Imperfect opened in Milwaukee in June of last year and Madison is the company’s 19th market. It has plans to be in 30 markets by the end of 2020. The company also has sorting and packing facilities in five states, including in Chicago.
Customers can sign up for boxes that hold all vegetables, all fruit or a combination of the two. A small box offers up seven to nine pounds of produce for $11 to $13 per delivery with three other progressively larger boxes topping out at 23 to 25 pounds for $25 to $27. There are also options for organic boxes. Unlike most CSAs that offer community pickup points or on-the-farm pickups, Imperfect offers home delivery.
“Our customer should be everybody, but it’s a millennial world right now,” Judge said. “Most of our customers are that millennial age that just want everything delivered to them and we’re happy to provide that service.”
Paige Schultz, a company spokeswoman, said that the list of farms from which Imperfect sources its produce changes, but currently the company is working with Wisconsin Food Hub Cooperative in Madison, which has a collection of 21 farms, and Specialty Potatoes & Produce, a Rosholt packinghouse that specializes in Fresh Organic Potatoes. Schultz said 78% of Imperfect’s produce is sourced from family farms or cooperatives, 13% is wholesale, 6% comes from grower representatives and 3% comes from corporate farmers.
Andy Watson owns Sprouting Acres, a 5-acre CSA farm between Cambridge and Stoughton. Founded in 2003, the operation grows a wide range of vegetables, has drop-off locations throughout Dane County and sells at three farmers’ markets. Watson frequently sells blemished tomatoes that can be used for sauce and other vegetables that some choose to use in smoothies. He also just built a wood-fired oven that cooks up pizza on the first and third Sunday evening of each month. The 12-inch pizzas are ideal for parts of vegetables that may not be aesthetically pleasing in one of his CSA boxes, although his vegetables can vary in size and may not match those sold in a grocery store.
“We’re not grading to a certain size for a certain market,” Watson said. “We’re more worried about freshness.”
Laurel Burelson, who in 2016 opened the Ugly Apple Cafe food cart in Madison, also does catering and makes jellies, jams and fruit leather. The vast majority of the produce she uses are overstocks, vary in size and shape or have portions that are split or bruised and are all sourced locally. In addition, she points to canned fruits and frozen vegetables sold in mainstream grocery stores as examples of the food industry already using imperfect produce.

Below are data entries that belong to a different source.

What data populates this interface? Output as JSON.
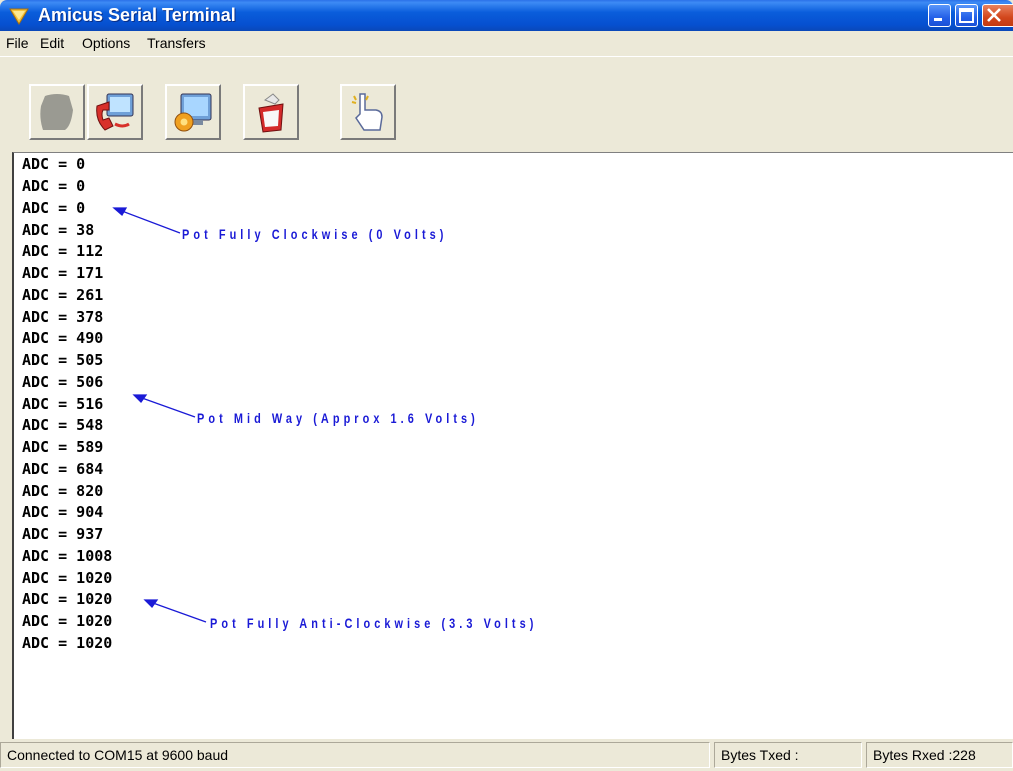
{
  "window": {
    "title": "Amicus Serial Terminal"
  },
  "menu": {
    "items": [
      "File",
      "Edit",
      "Options",
      "Transfers"
    ]
  },
  "toolbar": {
    "buttons": [
      {
        "icon": "disabled-blank-icon"
      },
      {
        "icon": "phone-connect-icon"
      },
      {
        "icon": "monitor-settings-icon"
      },
      {
        "icon": "clear-screen-icon"
      },
      {
        "icon": "pointing-hand-icon"
      }
    ]
  },
  "terminal": {
    "lines": [
      "ADC = 0",
      "ADC = 0",
      "ADC = 0",
      "ADC = 38",
      "ADC = 112",
      "ADC = 171",
      "ADC = 261",
      "ADC = 378",
      "ADC = 490",
      "ADC = 505",
      "ADC = 506",
      "ADC = 516",
      "ADC = 548",
      "ADC = 589",
      "ADC = 684",
      "ADC = 820",
      "ADC = 904",
      "ADC = 937",
      "ADC = 1008",
      "ADC = 1020",
      "ADC = 1020",
      "ADC = 1020",
      "ADC = 1020"
    ]
  },
  "annotations": [
    {
      "text": "Pot Fully Clockwise (0 Volts)"
    },
    {
      "text": "Pot Mid Way (Approx 1.6 Volts)"
    },
    {
      "text": "Pot Fully Anti-Clockwise (3.3 Volts)"
    }
  ],
  "status": {
    "connection": "Connected to COM15 at 9600 baud",
    "bytes_txed": "Bytes Txed :",
    "bytes_rxed": "Bytes Rxed :228"
  },
  "colors": {
    "titlebar": "#0a5ddb",
    "annotation": "#1a1ad6",
    "terminal_bg": "#ffffff"
  }
}
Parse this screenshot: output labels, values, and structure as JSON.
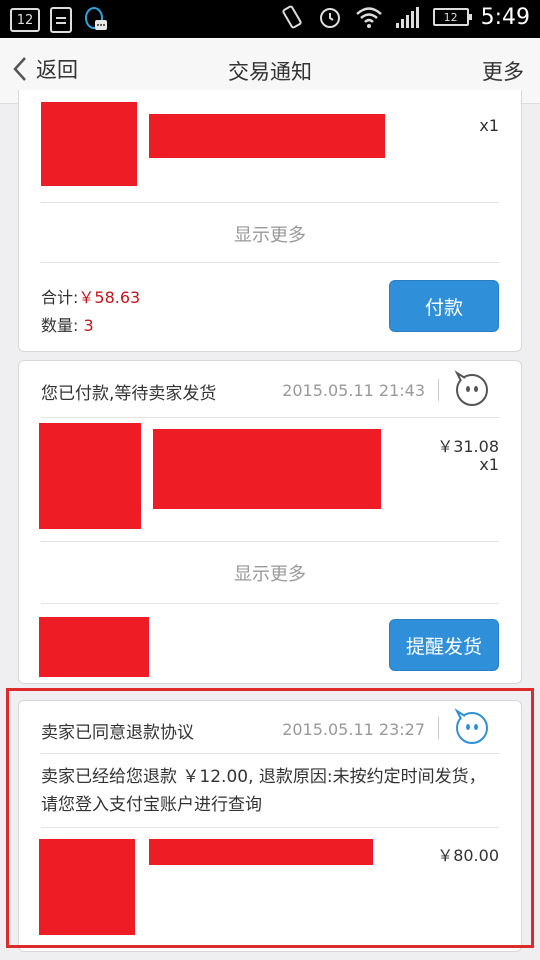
{
  "status_bar": {
    "notif_count": "12",
    "battery": "12",
    "time": "5:49"
  },
  "nav": {
    "back_label": "返回",
    "title": "交易通知",
    "more_label": "更多"
  },
  "card1": {
    "qty": "x1",
    "show_more": "显示更多",
    "total_label": "合计:",
    "total_value": "￥58.63",
    "count_label": "数量:",
    "count_value": "3",
    "pay_button": "付款"
  },
  "card2": {
    "title": "您已付款,等待卖家发货",
    "date": "2015.05.11 21:43",
    "price": "￥31.08",
    "qty": "x1",
    "show_more": "显示更多",
    "remind_button": "提醒发货"
  },
  "card3": {
    "title": "卖家已同意退款协议",
    "date": "2015.05.11 23:27",
    "message": "卖家已经给您退款 ￥12.00, 退款原因:未按约定时间发货，请您登入支付宝账户进行查询",
    "price": "￥80.00"
  },
  "colors": {
    "accent": "#2f8fd8",
    "redact": "#ee1c24",
    "price_red": "#c4161c",
    "highlight": "#dd2a2a"
  }
}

A national company like Imperfect Produce has a large carbon footprint and its business model could hurt local farmers, she said.
“There’s plenty of Wisconsin farmers who have a pretty tough gig and they’re so important,” Burelson said. “It seems like (Imperfect is) selling a thing to make people feel good about what they’re buying. If people really want to do good and minimize food waste, buy from your local farmers.”